Exercise requirements -
Among the lines below, return each one that contains the word "meeting".

Records to use -

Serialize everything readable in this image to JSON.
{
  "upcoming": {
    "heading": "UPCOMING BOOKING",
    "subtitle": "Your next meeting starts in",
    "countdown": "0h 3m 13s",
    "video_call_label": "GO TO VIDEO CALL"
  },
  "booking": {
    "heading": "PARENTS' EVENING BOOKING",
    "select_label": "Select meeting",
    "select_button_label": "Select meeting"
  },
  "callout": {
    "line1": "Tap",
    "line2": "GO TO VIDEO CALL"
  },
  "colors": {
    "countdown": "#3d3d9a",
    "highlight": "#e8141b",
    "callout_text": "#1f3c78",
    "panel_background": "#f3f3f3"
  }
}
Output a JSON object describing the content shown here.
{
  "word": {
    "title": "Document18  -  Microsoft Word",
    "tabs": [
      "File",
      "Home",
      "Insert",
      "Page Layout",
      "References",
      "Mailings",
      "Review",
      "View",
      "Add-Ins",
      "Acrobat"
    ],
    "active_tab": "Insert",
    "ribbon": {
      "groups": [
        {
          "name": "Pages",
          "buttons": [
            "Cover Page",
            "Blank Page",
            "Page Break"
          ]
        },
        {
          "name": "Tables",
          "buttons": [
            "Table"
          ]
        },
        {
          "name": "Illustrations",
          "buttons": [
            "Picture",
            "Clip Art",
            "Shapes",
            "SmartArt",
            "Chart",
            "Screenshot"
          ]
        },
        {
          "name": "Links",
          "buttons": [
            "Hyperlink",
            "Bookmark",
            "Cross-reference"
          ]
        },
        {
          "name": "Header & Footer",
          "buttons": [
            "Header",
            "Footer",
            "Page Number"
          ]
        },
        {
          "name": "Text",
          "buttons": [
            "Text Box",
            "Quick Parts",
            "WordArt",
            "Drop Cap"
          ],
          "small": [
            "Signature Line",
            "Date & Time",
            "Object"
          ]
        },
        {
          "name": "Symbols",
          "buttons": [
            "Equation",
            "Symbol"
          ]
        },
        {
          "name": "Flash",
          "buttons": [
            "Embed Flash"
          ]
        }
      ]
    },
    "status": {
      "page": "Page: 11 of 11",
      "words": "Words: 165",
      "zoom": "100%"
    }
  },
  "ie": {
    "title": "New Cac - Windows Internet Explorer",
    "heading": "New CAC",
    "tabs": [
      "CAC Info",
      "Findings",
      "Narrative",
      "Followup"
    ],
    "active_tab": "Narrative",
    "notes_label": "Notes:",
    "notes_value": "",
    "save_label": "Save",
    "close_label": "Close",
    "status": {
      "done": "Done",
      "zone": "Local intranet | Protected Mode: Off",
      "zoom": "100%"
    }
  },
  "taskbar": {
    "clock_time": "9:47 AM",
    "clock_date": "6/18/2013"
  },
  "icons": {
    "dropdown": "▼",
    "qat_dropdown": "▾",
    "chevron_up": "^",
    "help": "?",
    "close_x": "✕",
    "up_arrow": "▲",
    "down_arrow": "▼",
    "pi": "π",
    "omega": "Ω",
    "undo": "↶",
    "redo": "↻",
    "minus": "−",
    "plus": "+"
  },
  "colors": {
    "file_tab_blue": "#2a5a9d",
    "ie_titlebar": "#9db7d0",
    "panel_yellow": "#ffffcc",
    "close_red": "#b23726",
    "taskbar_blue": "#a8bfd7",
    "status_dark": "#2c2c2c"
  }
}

Answer -
    "subtitle": "Your next meeting starts in",
    "select_label": "Select meeting",
    "select_button_label": "Select meeting"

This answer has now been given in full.